On 'Hotel Transylvania 2' and the auteurism of Adam Sandler
Hotel Transylvania 2 Sony Pictures
Director: Genndy Tartakovsky
Screenplay: Robert Smigel and Adam Sandler
Starring: The voices of Adam Sandler, Selena Gomez, Andy Samberg, Kevin James, Steve Buscemi, David Spade, Keegan-Michael Key, Megan Mullally, Nick Offerman and Mel Brooks
Rated PG / 1 hour, 29 minutes
September 25, 2015
(out of four)
There's something to be said for an actor who defines his or her own work. For all my contempt for most of Adam Sandler's career output, he's also the rare actor (excluding those who regularly take on their own directing duties) who has maintained creative control over his own movies. That, at the very least, makes him part of an interesting discussion.
Movie stars always have a degree of power, and each of them wields it a different way. But Sandler is an exception, in that, as crude as it might sound, he can actually claim the auteur label. Naturally, this doesn't apply when he's working under directors like P.T. Anderson, James L. Brooks or Judd Apatow (or more recently, Jason Reitman, but the less said about Men Women & Children the better), but those films are decidedly the exception; he has spent most of his career making his movies, with his people. You see the same quality in smaller doses elsewhere in comedy - Seth Rogen could make a convincing case (although he now directs some of his films) - but this kind of authorship is usually limited to specific cases and collaborations (the Will Ferrell/Adam McKay team-ups, for example). Probably the best example would be Sacha Baron Cohen, but his auteurist efforts are splitting time with the rest of his acting career at this point.
This is a roundabout way of saying it's not necessarily a surprise that Hotel Transylvania 2 wound up being not so much a mere voice acting gig, but essentially an animated Happy Madison production. While I'm sure Sandler was much more heavily involved in the first Hotel Transylvania than your typical voice talent (the cast was, after all, filled with all his regular co-stars), his involvement seems to have increased this time around. He co-wrote the screenplay with Robert Smigel, and has shaped it in the image of many of his recent films about middle-aged dads struggling to reconcile their dwindling relevance. And if the age group of Sandler and friends' live-action forays hasn't quite reached grandparent status, this animated sequel has given them a head start on it. Sandler once again voices the widowed Dracula, whose beloved daughter Mavis (Selena Gomez) is now married to a (gasp!) human, the backpacking slacker Jonathan (Andy Samberg). Those two have made a baby, whose very species seems to be ... ambiguous.

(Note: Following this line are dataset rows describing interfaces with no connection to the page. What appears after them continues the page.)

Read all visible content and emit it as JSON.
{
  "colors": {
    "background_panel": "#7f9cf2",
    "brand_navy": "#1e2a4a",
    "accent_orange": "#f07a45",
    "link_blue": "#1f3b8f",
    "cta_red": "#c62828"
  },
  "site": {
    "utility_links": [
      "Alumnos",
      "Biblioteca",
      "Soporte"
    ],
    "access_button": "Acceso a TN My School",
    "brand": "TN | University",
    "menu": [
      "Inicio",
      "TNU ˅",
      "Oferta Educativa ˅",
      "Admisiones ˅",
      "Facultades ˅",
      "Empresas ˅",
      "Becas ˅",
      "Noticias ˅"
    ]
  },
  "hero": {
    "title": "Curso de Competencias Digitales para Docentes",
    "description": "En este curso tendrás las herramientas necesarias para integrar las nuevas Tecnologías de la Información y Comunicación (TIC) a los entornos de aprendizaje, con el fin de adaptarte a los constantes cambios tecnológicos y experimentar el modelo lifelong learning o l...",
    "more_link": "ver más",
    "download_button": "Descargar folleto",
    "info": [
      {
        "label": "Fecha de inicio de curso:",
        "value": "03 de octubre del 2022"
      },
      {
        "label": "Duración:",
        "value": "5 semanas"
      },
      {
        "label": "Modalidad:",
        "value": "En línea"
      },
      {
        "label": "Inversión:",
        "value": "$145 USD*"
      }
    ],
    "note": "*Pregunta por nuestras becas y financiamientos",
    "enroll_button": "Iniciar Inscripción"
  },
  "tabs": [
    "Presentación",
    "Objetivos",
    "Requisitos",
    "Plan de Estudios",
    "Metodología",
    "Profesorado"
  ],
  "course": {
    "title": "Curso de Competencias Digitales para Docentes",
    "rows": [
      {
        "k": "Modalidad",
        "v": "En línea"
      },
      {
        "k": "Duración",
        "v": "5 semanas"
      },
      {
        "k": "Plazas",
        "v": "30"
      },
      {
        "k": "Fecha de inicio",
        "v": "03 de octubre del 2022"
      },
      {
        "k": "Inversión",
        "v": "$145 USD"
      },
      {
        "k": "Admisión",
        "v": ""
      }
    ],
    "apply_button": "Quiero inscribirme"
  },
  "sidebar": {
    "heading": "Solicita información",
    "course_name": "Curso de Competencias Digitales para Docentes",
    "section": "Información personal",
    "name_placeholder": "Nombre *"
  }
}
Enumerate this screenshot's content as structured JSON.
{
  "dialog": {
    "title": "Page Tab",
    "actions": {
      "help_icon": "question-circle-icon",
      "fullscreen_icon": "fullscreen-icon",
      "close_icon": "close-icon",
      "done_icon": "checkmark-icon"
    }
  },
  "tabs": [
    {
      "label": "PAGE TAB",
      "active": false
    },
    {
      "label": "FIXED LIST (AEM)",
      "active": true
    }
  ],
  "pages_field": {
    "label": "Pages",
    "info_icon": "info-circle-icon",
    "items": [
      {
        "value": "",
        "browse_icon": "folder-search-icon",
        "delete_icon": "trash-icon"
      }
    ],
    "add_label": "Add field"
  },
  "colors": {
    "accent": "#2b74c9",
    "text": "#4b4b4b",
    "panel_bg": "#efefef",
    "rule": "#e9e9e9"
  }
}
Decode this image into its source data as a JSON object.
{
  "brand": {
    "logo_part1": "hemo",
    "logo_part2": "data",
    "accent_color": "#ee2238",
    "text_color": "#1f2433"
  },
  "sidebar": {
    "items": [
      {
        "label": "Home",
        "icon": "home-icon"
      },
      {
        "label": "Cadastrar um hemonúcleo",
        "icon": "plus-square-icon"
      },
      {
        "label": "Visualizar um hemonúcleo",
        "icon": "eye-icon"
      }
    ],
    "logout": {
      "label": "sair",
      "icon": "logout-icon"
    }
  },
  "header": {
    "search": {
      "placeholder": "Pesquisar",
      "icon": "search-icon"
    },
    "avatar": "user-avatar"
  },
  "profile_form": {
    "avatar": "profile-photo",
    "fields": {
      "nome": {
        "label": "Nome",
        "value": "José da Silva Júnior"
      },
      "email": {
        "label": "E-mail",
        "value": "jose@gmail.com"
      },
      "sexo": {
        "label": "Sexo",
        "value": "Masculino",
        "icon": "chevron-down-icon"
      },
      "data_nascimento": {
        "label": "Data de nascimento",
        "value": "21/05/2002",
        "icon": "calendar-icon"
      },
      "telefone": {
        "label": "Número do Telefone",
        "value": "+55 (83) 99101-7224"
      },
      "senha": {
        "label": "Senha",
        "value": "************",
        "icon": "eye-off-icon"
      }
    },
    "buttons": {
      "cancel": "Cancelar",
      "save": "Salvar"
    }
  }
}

Dracula, still harboring the not-so-soft prejudice that previously made the thought of a human son-in-law so unthinkable in the first place, insists that his grandson will be a vampire rather than a human, while his parents don't have any preference. (Apparently this is an all-or-nothing proposition. No half-vampires.) As we all know, vampires grow their fangs sometime in their first five years of life - and little Dennis (Asher Blinkoff) is nearing his fifth birthday, having shown zero signs of any vampiric inclinations. Drac decides to take matters into his own hands, while Mavis and Jonathan consider a move out of Transylvania and into the suburbs. (Nick Offerman and Megan Mullally pop up as Jonathan's predictably square parents.)
This all adds up to yet another of Sandler's examinations of generational gaps and changing social conventions, which means we get a lot of cheap observations attached to even cheaper sentiment. But those inevitable tendencies are what make this so dispiriting; the singular essence of his body of work is what makes him and his authorship of Hotel Transylvania 2 unique, and yet our familiarity with it prepares us for the inevitable laziness we have in store. I will admit, there are moments where this film and its predecessor really hit on something. But otherwise it too closely resembles too many careless Sandler productions.
Having said that, here he at least has a competing voice in director and veteran animator Genndy Tartakovsky, so the Transylvania films don't suffer from the same aesthetic indifference as his live-action efforts. It's a rare thing indeed for an Adam Sandler movie to give us anything to look at.
But while the animation and some of the character design are certainly more charming than your average computer-animated family movie, I found myself wondering - and then outright believing - if it would have been better in the kind of "flat" animated style Tartakovsky has made such great use of in the past. The playful dexterity of the lines and angles, the extremes of the visual logic - all such grandly distinguishing features of his past creations like Dexter's Laboratory, Samurai Jack and the original Clone Wars series.
These big-screen efforts, with their three-dimensionality forcing each bit of animation to occupy a more physical domain, don't get across the same mania and madness. And for a movie with screwball and slapstick elements, that mania might be helpful. It's like we're seeing the same impulses, but sanded down - or Sandlered down, if you'll allow my hilarious joke. At any rate, maybe next time around, Tartakovsky's talents will be matched with a more interesting collaborative voice.